[Opening MATERIALS PROVIDED section]

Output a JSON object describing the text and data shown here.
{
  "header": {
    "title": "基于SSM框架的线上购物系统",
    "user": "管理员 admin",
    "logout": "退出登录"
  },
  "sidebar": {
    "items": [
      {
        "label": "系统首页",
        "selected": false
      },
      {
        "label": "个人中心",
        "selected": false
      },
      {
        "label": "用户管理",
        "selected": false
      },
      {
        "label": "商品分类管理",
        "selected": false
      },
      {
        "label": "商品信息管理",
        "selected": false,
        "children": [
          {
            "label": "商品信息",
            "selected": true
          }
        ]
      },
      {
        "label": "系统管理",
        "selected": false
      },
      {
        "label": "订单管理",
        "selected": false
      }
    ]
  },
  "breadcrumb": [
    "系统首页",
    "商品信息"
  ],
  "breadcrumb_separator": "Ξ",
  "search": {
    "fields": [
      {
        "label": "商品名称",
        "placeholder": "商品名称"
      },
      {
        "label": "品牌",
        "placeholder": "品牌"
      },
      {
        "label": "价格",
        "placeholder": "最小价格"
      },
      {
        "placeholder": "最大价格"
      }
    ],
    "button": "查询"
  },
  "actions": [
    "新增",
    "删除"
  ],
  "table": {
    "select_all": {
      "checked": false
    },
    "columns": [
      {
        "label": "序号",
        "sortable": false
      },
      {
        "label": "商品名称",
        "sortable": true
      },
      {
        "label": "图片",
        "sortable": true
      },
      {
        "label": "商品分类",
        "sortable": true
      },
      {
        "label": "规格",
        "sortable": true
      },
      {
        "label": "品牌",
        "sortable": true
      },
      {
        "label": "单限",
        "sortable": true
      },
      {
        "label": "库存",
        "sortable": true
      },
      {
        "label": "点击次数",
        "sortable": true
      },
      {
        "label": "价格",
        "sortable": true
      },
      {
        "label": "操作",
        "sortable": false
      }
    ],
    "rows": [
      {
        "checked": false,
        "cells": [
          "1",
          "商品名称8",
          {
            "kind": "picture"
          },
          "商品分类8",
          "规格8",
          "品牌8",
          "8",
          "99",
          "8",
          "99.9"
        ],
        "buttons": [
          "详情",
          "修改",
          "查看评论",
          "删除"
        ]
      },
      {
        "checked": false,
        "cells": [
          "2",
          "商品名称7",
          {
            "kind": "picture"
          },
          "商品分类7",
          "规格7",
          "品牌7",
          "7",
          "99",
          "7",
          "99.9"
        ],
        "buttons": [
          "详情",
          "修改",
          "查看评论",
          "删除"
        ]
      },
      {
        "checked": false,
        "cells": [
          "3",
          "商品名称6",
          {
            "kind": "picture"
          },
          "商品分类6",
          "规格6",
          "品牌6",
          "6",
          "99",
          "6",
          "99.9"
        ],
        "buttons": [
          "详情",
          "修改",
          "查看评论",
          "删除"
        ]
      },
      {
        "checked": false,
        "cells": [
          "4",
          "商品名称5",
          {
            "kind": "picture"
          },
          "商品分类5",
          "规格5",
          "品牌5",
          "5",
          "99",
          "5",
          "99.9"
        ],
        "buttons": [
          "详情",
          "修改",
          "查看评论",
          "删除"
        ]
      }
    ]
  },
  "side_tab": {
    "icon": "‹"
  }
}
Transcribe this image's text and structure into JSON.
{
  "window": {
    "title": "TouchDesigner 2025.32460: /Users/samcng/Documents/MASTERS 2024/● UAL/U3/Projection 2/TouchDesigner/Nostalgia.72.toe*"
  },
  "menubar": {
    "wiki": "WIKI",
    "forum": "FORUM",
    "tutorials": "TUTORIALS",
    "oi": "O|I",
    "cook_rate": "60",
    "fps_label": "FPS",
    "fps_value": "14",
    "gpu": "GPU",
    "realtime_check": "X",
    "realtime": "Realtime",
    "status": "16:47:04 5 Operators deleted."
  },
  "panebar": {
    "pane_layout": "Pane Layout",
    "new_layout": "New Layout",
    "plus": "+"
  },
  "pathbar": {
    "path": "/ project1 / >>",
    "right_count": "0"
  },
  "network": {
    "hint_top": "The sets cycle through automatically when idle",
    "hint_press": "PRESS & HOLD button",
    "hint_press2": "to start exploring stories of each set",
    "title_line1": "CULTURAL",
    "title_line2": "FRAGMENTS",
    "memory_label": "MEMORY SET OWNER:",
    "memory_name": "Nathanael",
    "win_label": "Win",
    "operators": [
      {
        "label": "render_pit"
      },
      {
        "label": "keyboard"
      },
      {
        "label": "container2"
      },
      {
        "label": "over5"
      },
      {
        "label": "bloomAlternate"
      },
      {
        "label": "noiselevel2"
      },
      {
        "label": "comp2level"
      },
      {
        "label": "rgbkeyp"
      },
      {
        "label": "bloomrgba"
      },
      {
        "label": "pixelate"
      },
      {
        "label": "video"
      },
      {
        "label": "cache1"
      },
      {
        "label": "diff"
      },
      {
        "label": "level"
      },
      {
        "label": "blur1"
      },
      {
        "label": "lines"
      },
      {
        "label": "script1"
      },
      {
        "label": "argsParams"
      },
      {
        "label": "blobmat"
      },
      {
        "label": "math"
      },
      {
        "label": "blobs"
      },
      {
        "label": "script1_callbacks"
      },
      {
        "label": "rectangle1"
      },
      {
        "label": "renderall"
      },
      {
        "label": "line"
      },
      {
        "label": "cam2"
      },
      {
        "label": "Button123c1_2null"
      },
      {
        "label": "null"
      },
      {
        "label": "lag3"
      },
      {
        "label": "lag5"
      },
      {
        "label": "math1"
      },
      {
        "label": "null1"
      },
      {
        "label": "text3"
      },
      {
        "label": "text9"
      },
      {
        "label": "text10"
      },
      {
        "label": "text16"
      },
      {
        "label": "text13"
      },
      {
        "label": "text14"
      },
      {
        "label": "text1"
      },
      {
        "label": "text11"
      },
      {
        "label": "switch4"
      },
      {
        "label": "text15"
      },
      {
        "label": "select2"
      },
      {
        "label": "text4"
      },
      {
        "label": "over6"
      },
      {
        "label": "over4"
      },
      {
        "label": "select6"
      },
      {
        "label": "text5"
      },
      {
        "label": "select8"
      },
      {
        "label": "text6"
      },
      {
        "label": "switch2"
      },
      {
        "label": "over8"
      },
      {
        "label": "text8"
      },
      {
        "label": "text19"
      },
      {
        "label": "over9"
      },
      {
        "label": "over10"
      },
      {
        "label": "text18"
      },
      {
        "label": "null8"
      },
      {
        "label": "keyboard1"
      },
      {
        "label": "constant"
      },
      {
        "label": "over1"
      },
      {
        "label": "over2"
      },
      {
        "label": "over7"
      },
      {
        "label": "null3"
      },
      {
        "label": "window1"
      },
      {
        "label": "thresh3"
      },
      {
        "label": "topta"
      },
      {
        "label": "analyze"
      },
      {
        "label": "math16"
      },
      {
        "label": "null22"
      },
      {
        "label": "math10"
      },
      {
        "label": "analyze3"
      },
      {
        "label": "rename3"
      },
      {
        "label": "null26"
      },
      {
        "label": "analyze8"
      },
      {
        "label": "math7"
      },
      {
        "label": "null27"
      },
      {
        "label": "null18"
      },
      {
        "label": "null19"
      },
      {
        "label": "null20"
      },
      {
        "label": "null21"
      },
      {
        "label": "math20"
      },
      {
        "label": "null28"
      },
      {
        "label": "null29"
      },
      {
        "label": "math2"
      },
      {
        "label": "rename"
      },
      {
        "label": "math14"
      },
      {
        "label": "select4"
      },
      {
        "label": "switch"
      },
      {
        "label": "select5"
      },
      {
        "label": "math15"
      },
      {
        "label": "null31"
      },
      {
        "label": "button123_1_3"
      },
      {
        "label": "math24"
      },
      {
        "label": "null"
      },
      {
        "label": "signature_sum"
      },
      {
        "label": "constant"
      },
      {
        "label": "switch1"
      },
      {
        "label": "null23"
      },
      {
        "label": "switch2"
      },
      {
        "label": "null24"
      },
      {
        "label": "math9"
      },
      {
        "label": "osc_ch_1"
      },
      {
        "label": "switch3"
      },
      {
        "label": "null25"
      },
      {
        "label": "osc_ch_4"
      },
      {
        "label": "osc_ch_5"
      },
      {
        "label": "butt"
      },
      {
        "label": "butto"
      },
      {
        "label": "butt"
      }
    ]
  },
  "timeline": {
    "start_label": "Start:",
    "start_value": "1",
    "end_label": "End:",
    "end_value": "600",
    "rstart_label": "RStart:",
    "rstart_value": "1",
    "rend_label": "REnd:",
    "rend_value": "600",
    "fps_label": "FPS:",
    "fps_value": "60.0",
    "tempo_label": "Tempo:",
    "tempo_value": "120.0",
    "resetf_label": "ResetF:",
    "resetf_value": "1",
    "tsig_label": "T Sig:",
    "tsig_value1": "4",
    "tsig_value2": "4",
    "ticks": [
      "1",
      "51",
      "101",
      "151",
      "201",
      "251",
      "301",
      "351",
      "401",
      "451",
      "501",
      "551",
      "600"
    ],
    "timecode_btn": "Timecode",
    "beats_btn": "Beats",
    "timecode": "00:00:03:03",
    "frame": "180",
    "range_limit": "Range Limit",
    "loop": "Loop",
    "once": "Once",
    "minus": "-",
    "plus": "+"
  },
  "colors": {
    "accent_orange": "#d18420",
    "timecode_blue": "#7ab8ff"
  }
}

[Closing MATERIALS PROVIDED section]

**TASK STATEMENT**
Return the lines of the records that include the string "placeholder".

**WRITTEN ANSWER**
        "placeholder": "商品名称"
        "placeholder": "品牌"
        "placeholder": "最小价格"
        "placeholder": "最大价格"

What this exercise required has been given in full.